### THE PROBLEM
Provide only the number of lines below that contain the word "SettingsMenu".

### AVAILABLE DATA

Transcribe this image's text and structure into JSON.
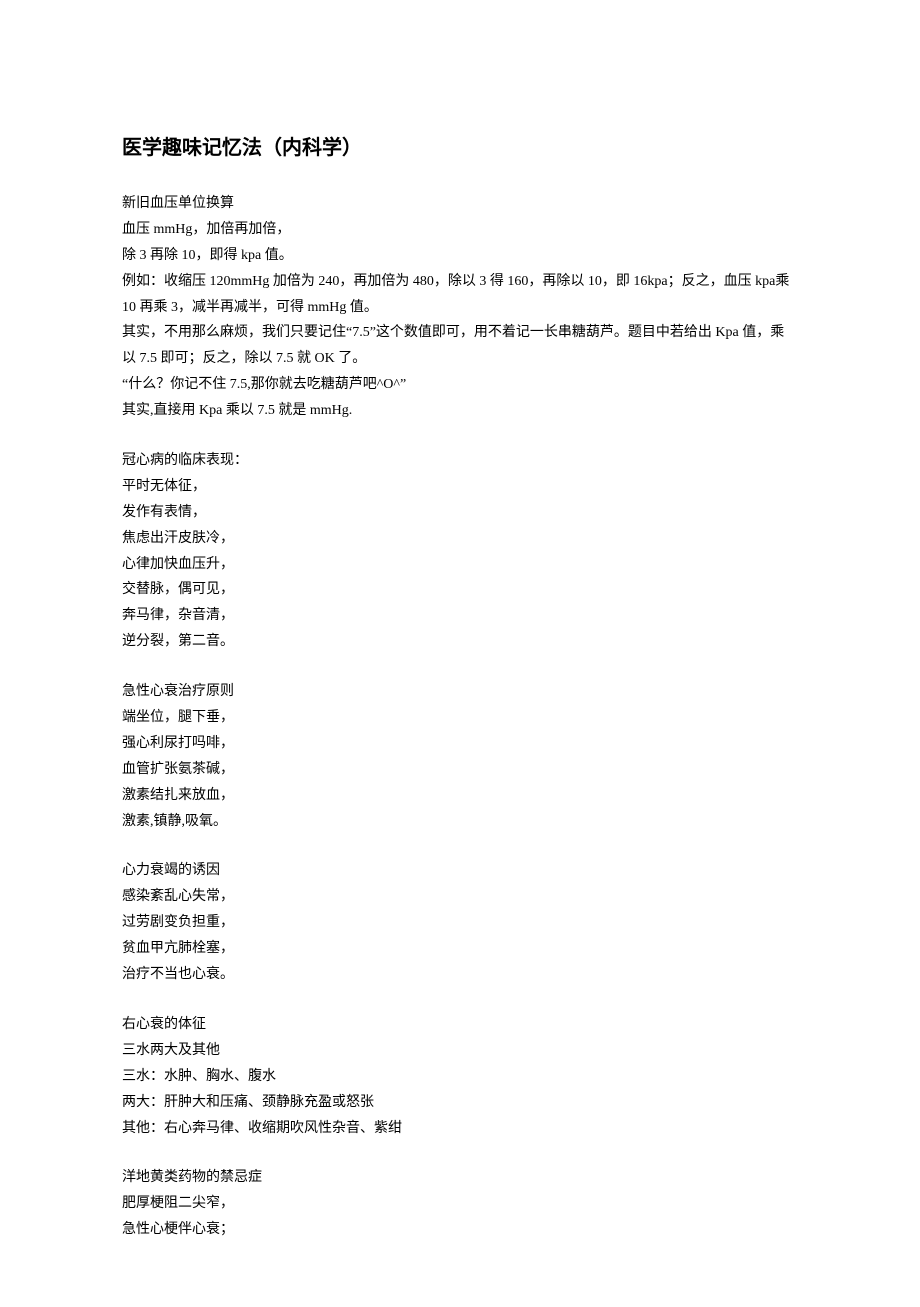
{
  "title": "医学趣味记忆法（内科学）",
  "sections": [
    {
      "lines": [
        "新旧血压单位换算",
        "血压 mmHg，加倍再加倍，",
        "除 3 再除 10，即得 kpa 值。",
        "例如：收缩压 120mmHg 加倍为 240，再加倍为 480，除以 3 得 160，再除以 10，即 16kpa；反之，血压 kpa乘 10 再乘 3，减半再减半，可得 mmHg 值。",
        "其实，不用那么麻烦，我们只要记住“7.5”这个数值即可，用不着记一长串糖葫芦。题目中若给出 Kpa 值，乘以 7.5 即可；反之，除以 7.5 就 OK 了。",
        "“什么？你记不住 7.5,那你就去吃糖葫芦吧^O^”",
        "其实,直接用 Kpa 乘以 7.5 就是 mmHg."
      ]
    },
    {
      "lines": [
        "冠心病的临床表现：",
        "平时无体征，",
        "发作有表情，",
        "焦虑出汗皮肤冷，",
        "心律加快血压升，",
        "交替脉，偶可见，",
        "奔马律，杂音清，",
        "逆分裂，第二音。"
      ]
    },
    {
      "lines": [
        "急性心衰治疗原则",
        "端坐位，腿下垂，",
        "强心利尿打吗啡，",
        "血管扩张氨茶碱，",
        "激素结扎来放血，",
        "激素,镇静,吸氧。"
      ]
    },
    {
      "lines": [
        "心力衰竭的诱因",
        "感染紊乱心失常，",
        "过劳剧变负担重，",
        "贫血甲亢肺栓塞，",
        "治疗不当也心衰。"
      ]
    },
    {
      "lines": [
        "右心衰的体征",
        "三水两大及其他",
        "三水：水肿、胸水、腹水",
        "两大：肝肿大和压痛、颈静脉充盈或怒张",
        "其他：右心奔马律、收缩期吹风性杂音、紫绀"
      ]
    },
    {
      "lines": [
        "洋地黄类药物的禁忌症",
        "肥厚梗阻二尖窄，",
        "急性心梗伴心衰；"
      ]
    }
  ]
}
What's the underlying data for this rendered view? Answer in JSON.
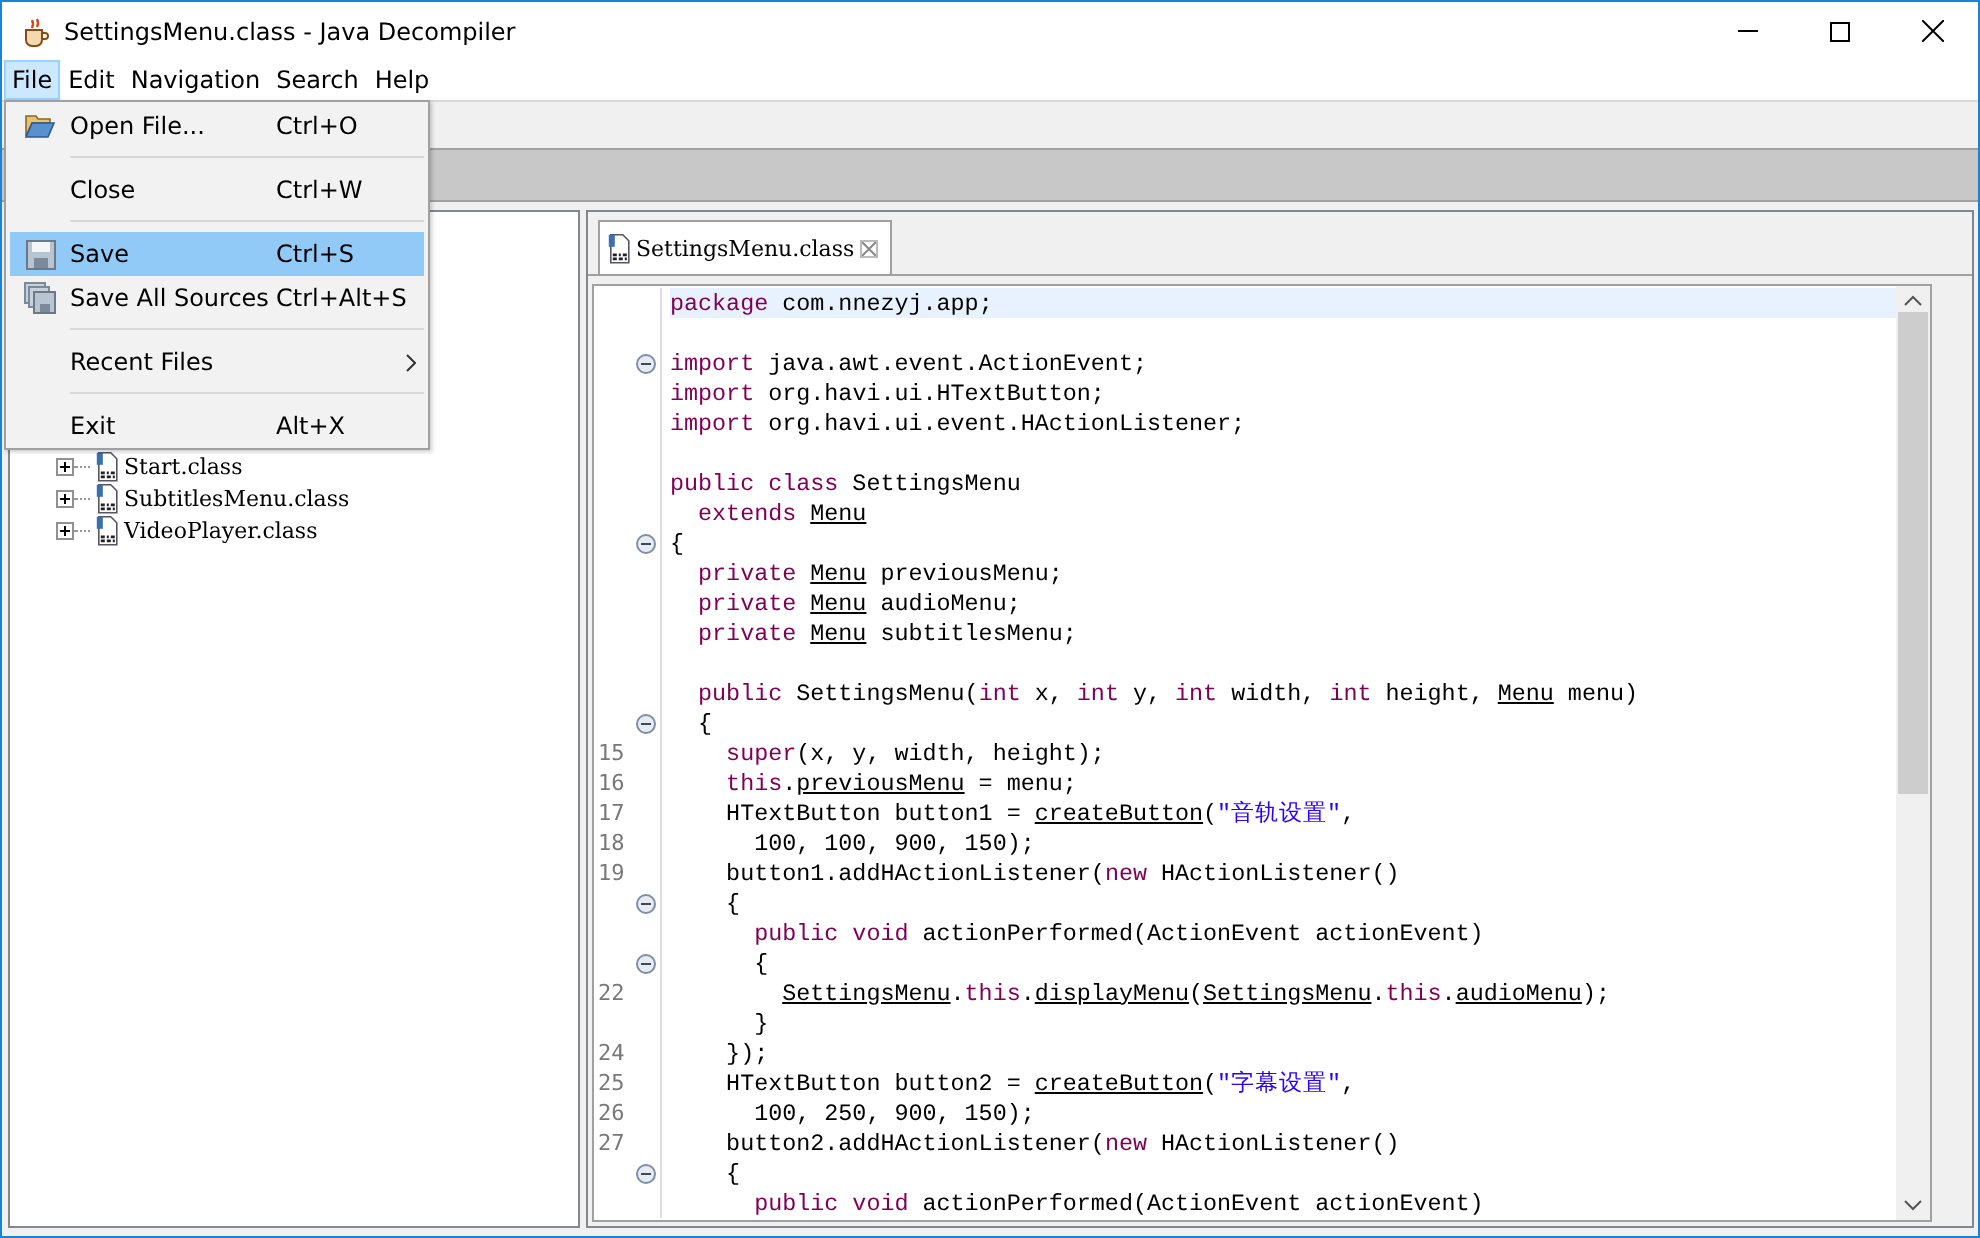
{
  "window": {
    "title": "SettingsMenu.class - Java Decompiler"
  },
  "menu_bar": [
    {
      "label": "File",
      "selected": true
    },
    {
      "label": "Edit",
      "selected": false
    },
    {
      "label": "Navigation",
      "selected": false
    },
    {
      "label": "Search",
      "selected": false
    },
    {
      "label": "Help",
      "selected": false
    }
  ],
  "file_menu": [
    {
      "kind": "item",
      "label": "Open File...",
      "shortcut": "Ctrl+O",
      "selected": false
    },
    {
      "kind": "separator"
    },
    {
      "kind": "item",
      "label": "Close",
      "shortcut": "Ctrl+W",
      "selected": false
    },
    {
      "kind": "separator"
    },
    {
      "kind": "item",
      "label": "Save",
      "shortcut": "Ctrl+S",
      "selected": true
    },
    {
      "kind": "item",
      "label": "Save All Sources",
      "shortcut": "Ctrl+Alt+S",
      "selected": false
    },
    {
      "kind": "separator"
    },
    {
      "kind": "submenu",
      "label": "Recent Files",
      "selected": false
    },
    {
      "kind": "separator"
    },
    {
      "kind": "item",
      "label": "Exit",
      "shortcut": "Alt+X",
      "selected": false
    }
  ],
  "tree": [
    {
      "label": "Start.class",
      "expanded": false
    },
    {
      "label": "SubtitlesMenu.class",
      "expanded": false
    },
    {
      "label": "VideoPlayer.class",
      "expanded": false
    }
  ],
  "editor": {
    "tabs": [
      {
        "label": "SettingsMenu.class",
        "selected": true
      }
    ],
    "lines": [
      {
        "fold": false,
        "current": true,
        "segments": [
          {
            "kind": "keyword",
            "text": "package"
          },
          {
            "kind": "plain",
            "text": " com.nnezyj.app;"
          }
        ]
      },
      {
        "current": false
      },
      {
        "fold": true,
        "current": false,
        "segments": [
          {
            "kind": "keyword",
            "text": "import"
          },
          {
            "kind": "plain",
            "text": " java.awt.event.ActionEvent;"
          }
        ]
      },
      {
        "fold": false,
        "current": false,
        "segments": [
          {
            "kind": "keyword",
            "text": "import"
          },
          {
            "kind": "plain",
            "text": " org.havi.ui.HTextButton;"
          }
        ]
      },
      {
        "fold": false,
        "current": false,
        "segments": [
          {
            "kind": "keyword",
            "text": "import"
          },
          {
            "kind": "plain",
            "text": " org.havi.ui.event.HActionListener;"
          }
        ]
      },
      {
        "current": false
      },
      {
        "fold": false,
        "current": false,
        "segments": [
          {
            "kind": "keyword",
            "text": "public class"
          },
          {
            "kind": "plain",
            "text": " SettingsMenu"
          }
        ]
      },
      {
        "fold": false,
        "current": false,
        "segments": [
          {
            "kind": "keyword",
            "text": "  extends "
          },
          {
            "kind": "link",
            "text": "Menu"
          }
        ]
      },
      {
        "fold": true,
        "current": false,
        "segments": [
          {
            "kind": "plain",
            "text": "{"
          }
        ]
      },
      {
        "fold": false,
        "current": false,
        "segments": [
          {
            "kind": "keyword",
            "text": "  private "
          },
          {
            "kind": "link",
            "text": "Menu"
          },
          {
            "kind": "plain",
            "text": " previousMenu;"
          }
        ]
      },
      {
        "fold": false,
        "current": false,
        "segments": [
          {
            "kind": "keyword",
            "text": "  private "
          },
          {
            "kind": "link",
            "text": "Menu"
          },
          {
            "kind": "plain",
            "text": " audioMenu;"
          }
        ]
      },
      {
        "fold": false,
        "current": false,
        "segments": [
          {
            "kind": "keyword",
            "text": "  private "
          },
          {
            "kind": "link",
            "text": "Menu"
          },
          {
            "kind": "plain",
            "text": " subtitlesMenu;"
          }
        ]
      },
      {
        "current": false
      },
      {
        "fold": false,
        "current": false,
        "segments": [
          {
            "kind": "keyword",
            "text": "  public"
          },
          {
            "kind": "plain",
            "text": " SettingsMenu("
          },
          {
            "kind": "keyword",
            "text": "int"
          },
          {
            "kind": "plain",
            "text": " x, "
          },
          {
            "kind": "keyword",
            "text": "int"
          },
          {
            "kind": "plain",
            "text": " y, "
          },
          {
            "kind": "keyword",
            "text": "int"
          },
          {
            "kind": "plain",
            "text": " width, "
          },
          {
            "kind": "keyword",
            "text": "int"
          },
          {
            "kind": "plain",
            "text": " height, "
          },
          {
            "kind": "link",
            "text": "Menu"
          },
          {
            "kind": "plain",
            "text": " menu)"
          }
        ]
      },
      {
        "fold": true,
        "current": false,
        "segments": [
          {
            "kind": "plain",
            "text": "  {"
          }
        ]
      },
      {
        "number": "15",
        "fold": false,
        "current": false,
        "segments": [
          {
            "kind": "keyword",
            "text": "    super"
          },
          {
            "kind": "plain",
            "text": "(x, y, width, height);"
          }
        ]
      },
      {
        "number": "16",
        "fold": false,
        "current": false,
        "segments": [
          {
            "kind": "keyword",
            "text": "    this"
          },
          {
            "kind": "plain",
            "text": "."
          },
          {
            "kind": "link",
            "text": "previousMenu"
          },
          {
            "kind": "plain",
            "text": " = menu;"
          }
        ]
      },
      {
        "number": "17",
        "fold": false,
        "current": false,
        "segments": [
          {
            "kind": "plain",
            "text": "    HTextButton button1 = "
          },
          {
            "kind": "link",
            "text": "createButton"
          },
          {
            "kind": "plain",
            "text": "("
          },
          {
            "kind": "string",
            "text": "\"音轨设置\""
          },
          {
            "kind": "plain",
            "text": ","
          }
        ]
      },
      {
        "number": "18",
        "fold": false,
        "current": false,
        "segments": [
          {
            "kind": "plain",
            "text": "      100, 100, 900, 150);"
          }
        ]
      },
      {
        "number": "19",
        "fold": false,
        "current": false,
        "segments": [
          {
            "kind": "plain",
            "text": "    button1.addHActionListener("
          },
          {
            "kind": "keyword",
            "text": "new"
          },
          {
            "kind": "plain",
            "text": " HActionListener()"
          }
        ]
      },
      {
        "fold": true,
        "current": false,
        "segments": [
          {
            "kind": "plain",
            "text": "    {"
          }
        ]
      },
      {
        "fold": false,
        "current": false,
        "segments": [
          {
            "kind": "keyword",
            "text": "      public void"
          },
          {
            "kind": "plain",
            "text": " actionPerformed(ActionEvent actionEvent)"
          }
        ]
      },
      {
        "fold": true,
        "current": false,
        "segments": [
          {
            "kind": "plain",
            "text": "      {"
          }
        ]
      },
      {
        "number": "22",
        "fold": false,
        "current": false,
        "segments": [
          {
            "kind": "link",
            "text": "        SettingsMenu"
          },
          {
            "kind": "plain",
            "text": "."
          },
          {
            "kind": "keyword",
            "text": "this"
          },
          {
            "kind": "plain",
            "text": "."
          },
          {
            "kind": "link",
            "text": "displayMenu"
          },
          {
            "kind": "plain",
            "text": "("
          },
          {
            "kind": "link",
            "text": "SettingsMenu"
          },
          {
            "kind": "plain",
            "text": "."
          },
          {
            "kind": "keyword",
            "text": "this"
          },
          {
            "kind": "plain",
            "text": "."
          },
          {
            "kind": "link",
            "text": "audioMenu"
          },
          {
            "kind": "plain",
            "text": ");"
          }
        ]
      },
      {
        "fold": false,
        "current": false,
        "segments": [
          {
            "kind": "plain",
            "text": "      }"
          }
        ]
      },
      {
        "number": "24",
        "fold": false,
        "current": false,
        "segments": [
          {
            "kind": "plain",
            "text": "    });"
          }
        ]
      },
      {
        "number": "25",
        "fold": false,
        "current": false,
        "segments": [
          {
            "kind": "plain",
            "text": "    HTextButton button2 = "
          },
          {
            "kind": "link",
            "text": "createButton"
          },
          {
            "kind": "plain",
            "text": "("
          },
          {
            "kind": "string",
            "text": "\"字幕设置\""
          },
          {
            "kind": "plain",
            "text": ","
          }
        ]
      },
      {
        "number": "26",
        "fold": false,
        "current": false,
        "segments": [
          {
            "kind": "plain",
            "text": "      100, 250, 900, 150);"
          }
        ]
      },
      {
        "number": "27",
        "fold": false,
        "current": false,
        "segments": [
          {
            "kind": "plain",
            "text": "    button2.addHActionListener("
          },
          {
            "kind": "keyword",
            "text": "new"
          },
          {
            "kind": "plain",
            "text": " HActionListener()"
          }
        ]
      },
      {
        "fold": true,
        "current": false,
        "segments": [
          {
            "kind": "plain",
            "text": "    {"
          }
        ]
      },
      {
        "fold": false,
        "current": false,
        "segments": [
          {
            "kind": "keyword",
            "text": "      public void"
          },
          {
            "kind": "plain",
            "text": " actionPerformed(ActionEvent actionEvent)"
          }
        ]
      }
    ]
  }
}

### TASK ANSWER
6